At the recently renovated Daytona superspeedway, the Unlimited kicks off Speed Weeks, which includes qualifying on Sunday, Thursday’s Duel qualifying races and season-opening races for the Truck (Friday) and Xfinity (Saturday) series.
Then comes the big one, the 500.
The Unlimited – originally called he Busch Clash – started out as a race that included only the previous season’s pole winners. The 25-driver race has now been expanded to the previous season’s Chase field and pole winners, previous Unlimited winners and drivers who have started on the front row of the Daytona 500.
The 25-driver Unlimited will be divided into segments of 25 and 50 laps.
“The goal of the Unlimited is to go out and win the race since there are no points consequences,” said Kenseth. “So I feel like we typically take more risk as far as making a move that might or might not work, to try and get into position to get some folks to go with you in order to go for the win.”
The 2015 season ended on a controversial note for Kenseth. He was suspended for two Chase races after he wrecked Joey Logano at Martinsville. The move was seen as an apparent retaliation against Logano, who two weeks prior had taken out race-leader Kenseth at Kansas.
“Honestly, I’d never had a problem with Joey before that,” Kenseth said. “We’ve always raced well together and I’ve always had a lot of respect for him and felt like he raced me clean before all this stuff went down. Maybe it’s best to put it down and go back to racing each other the way we used to race each other.”
▪ Wood Brothers Racing, returning full-time to the Cup series for the first time since 2008, won’t have a “charter” for this season. Charters were granted to the 36 teams that have competed full-time since 2013.
The Woods’ No. 21 Ford, driven by Ryan Blaney, will compete for one of four open spots in qualifying for each race.
“If this change makes the sport better, then of course we are happy about it,” said Jon Wood, the Wood Brothers’ director of business development. “It will trickle down, no matter what position you are in, as long as you are still racing.”
▪ HScott Motorsports has leased a charter from Premium Motorsports, giving HScott a second guaranteed spot in all 36 Cup races. Michael Annett will drive the team’s No. 46 Chevy, joining teammate Clint Bowyer, who is driving for the team this season before moving to Stewart-Haas Racing in 2017.
▪ Credit One Bank will be a sponsor of Chip Ganassi Racing and NASCAR.
Daytona International Speedway
8:30 p.m, Saturday, Fox
The Unlimited will be a two-segment, 75-lap race with a caution after 25 laps.
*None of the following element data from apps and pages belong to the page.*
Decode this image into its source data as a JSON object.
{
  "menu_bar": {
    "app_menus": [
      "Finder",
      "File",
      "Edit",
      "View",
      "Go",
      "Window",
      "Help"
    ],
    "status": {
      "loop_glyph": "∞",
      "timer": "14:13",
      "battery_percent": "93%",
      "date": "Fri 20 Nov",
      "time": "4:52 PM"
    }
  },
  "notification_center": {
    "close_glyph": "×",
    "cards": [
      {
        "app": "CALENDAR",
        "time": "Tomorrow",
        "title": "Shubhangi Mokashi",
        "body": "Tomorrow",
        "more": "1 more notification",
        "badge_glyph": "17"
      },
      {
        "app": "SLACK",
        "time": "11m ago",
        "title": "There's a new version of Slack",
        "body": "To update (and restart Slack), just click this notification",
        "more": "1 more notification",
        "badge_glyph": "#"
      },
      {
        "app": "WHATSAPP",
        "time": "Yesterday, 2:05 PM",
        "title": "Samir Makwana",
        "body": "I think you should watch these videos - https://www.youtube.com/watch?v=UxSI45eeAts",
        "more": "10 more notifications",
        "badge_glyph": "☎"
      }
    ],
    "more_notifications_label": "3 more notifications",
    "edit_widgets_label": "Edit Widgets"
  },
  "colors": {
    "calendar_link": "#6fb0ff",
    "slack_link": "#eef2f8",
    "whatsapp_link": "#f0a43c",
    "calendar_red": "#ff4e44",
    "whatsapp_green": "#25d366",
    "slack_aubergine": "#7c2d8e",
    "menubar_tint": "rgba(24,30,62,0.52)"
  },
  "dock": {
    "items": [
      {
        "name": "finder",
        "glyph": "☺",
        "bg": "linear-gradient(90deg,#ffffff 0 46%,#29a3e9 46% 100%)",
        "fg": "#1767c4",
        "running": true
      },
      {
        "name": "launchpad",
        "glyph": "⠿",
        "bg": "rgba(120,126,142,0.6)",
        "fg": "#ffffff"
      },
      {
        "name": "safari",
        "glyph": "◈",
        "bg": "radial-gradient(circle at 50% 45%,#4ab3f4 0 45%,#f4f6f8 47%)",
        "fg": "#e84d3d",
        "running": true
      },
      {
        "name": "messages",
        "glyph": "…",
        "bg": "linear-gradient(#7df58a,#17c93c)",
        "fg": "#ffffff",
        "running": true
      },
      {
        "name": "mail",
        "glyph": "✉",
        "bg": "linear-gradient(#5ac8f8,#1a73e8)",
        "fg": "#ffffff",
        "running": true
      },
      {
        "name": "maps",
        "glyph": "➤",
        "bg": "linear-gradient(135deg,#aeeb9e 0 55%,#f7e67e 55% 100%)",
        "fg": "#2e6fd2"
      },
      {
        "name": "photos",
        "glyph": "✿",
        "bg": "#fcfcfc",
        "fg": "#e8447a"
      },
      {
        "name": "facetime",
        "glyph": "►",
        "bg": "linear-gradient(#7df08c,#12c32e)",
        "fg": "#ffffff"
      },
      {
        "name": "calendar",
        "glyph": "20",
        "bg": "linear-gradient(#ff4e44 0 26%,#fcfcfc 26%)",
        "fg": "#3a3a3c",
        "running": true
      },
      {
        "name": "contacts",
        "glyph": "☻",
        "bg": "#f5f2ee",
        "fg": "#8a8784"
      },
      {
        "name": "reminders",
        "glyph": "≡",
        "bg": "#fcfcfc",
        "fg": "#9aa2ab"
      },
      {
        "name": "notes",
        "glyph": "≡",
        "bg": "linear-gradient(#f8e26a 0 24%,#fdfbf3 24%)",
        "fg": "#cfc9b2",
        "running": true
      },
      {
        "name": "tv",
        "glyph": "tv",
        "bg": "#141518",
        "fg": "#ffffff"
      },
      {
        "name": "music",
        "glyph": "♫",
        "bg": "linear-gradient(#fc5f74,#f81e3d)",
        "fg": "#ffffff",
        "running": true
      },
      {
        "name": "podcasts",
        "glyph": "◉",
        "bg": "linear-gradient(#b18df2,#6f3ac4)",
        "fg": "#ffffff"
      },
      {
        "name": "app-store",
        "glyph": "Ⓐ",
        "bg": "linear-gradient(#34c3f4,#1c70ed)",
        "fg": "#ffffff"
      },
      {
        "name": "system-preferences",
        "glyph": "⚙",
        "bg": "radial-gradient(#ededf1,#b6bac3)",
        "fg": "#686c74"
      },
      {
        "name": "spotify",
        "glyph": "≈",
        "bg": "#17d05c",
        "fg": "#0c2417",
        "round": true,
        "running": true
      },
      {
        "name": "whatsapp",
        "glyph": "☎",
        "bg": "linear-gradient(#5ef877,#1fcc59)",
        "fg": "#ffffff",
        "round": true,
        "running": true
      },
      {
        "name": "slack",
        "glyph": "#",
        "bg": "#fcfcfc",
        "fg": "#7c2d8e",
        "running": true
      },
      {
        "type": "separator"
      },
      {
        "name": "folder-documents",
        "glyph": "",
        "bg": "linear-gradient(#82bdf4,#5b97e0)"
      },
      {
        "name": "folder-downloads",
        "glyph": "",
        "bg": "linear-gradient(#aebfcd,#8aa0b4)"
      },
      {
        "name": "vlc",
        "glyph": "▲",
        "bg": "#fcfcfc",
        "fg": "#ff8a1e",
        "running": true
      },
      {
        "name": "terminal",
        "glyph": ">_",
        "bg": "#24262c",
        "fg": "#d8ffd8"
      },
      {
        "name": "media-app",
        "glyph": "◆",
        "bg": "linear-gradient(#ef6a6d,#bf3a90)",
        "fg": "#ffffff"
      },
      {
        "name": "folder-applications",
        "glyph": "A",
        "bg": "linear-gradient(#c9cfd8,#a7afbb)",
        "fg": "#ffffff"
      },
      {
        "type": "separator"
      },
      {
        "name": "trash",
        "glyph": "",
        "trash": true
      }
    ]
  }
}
Select fans will be paired with crew chiefs in a random drawing to determine starting and pit road selections.
2015 pole winners: AJ Allmendinger, Kurt Busch, Kyle Busch, Carl Edwards, Denny Hamlin, Kevin Harvick, Jimmie Johnson, Kasey Kahne, Matt Kenseth, Brad Keselowski, Jeff Gordon*, Joey Logano.
Former Unlimited winners: Dale Earnhardt Jr., Tony Stewart**.
Former Daytona 500 pole winners: Greg Biffle, Austin Dillon, Danica Patrick, Martin Truex Jr.
2015 Chase drivers: Clint Bowyer, Jamie McMurray, Paul Menard, Ryan Newman.
2015 drivers points qualifiers: Aric Almirola, Kyle Larson.
*--retired, car will be driven by Chase Elliott
**--injured, car will be driven by Brian Vickers